SOURCE MATERIAL: Begin

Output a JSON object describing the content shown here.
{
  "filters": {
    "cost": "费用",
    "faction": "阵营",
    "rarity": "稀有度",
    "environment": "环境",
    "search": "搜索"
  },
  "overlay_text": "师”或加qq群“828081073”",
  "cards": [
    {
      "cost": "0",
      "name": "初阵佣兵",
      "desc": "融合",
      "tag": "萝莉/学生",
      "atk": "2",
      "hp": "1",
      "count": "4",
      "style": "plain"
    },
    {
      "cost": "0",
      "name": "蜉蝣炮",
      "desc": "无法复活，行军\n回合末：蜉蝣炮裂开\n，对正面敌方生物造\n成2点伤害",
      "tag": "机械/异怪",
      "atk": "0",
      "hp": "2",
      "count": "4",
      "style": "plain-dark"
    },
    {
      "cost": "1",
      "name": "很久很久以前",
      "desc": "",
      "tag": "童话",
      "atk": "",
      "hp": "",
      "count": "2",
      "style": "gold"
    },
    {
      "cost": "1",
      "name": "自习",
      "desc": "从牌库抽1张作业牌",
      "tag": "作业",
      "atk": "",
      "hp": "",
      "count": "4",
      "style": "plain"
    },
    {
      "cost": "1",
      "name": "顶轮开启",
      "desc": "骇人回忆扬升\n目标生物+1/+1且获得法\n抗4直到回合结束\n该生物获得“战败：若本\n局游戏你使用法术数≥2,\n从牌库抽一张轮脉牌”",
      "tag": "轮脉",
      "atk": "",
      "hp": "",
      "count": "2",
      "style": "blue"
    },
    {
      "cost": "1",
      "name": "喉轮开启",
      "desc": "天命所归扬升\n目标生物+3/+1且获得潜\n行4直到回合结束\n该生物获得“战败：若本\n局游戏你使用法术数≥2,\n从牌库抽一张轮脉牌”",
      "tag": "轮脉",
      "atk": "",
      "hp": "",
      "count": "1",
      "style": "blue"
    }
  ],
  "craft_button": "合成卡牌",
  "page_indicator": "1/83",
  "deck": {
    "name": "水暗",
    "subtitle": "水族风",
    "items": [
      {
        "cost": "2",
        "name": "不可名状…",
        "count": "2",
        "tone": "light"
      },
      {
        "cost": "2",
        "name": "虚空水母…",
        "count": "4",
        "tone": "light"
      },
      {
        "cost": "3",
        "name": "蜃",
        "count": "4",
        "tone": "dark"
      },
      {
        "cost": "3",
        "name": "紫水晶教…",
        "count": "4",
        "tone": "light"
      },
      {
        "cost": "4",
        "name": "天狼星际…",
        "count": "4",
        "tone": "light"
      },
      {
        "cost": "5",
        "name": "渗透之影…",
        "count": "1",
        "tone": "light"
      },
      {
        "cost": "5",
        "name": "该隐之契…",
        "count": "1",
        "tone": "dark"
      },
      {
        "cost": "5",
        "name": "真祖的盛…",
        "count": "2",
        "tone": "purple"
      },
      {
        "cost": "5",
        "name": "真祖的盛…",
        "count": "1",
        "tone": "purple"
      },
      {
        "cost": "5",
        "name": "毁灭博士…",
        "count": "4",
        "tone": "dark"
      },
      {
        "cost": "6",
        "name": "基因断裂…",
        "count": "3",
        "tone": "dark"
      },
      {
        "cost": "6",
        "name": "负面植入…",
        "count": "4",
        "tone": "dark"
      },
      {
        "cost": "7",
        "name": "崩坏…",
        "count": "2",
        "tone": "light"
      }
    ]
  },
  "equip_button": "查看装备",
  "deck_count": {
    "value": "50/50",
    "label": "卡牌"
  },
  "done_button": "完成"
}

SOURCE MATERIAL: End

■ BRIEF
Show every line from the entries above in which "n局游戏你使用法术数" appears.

■ RESULT OF THE EXERCISE
      "desc": "骇人回忆扬升\n目标生物+1/+1且获得法\n抗4直到回合结束\n该生物获得“战败：若本\n局游戏你使用法术数≥2,\n从牌库抽一张轮脉牌”",
      "desc": "天命所归扬升\n目标生物+3/+1且获得潜\n行4直到回合结束\n该生物获得“战败：若本\n局游戏你使用法术数≥2,\n从牌库抽一张轮脉牌”",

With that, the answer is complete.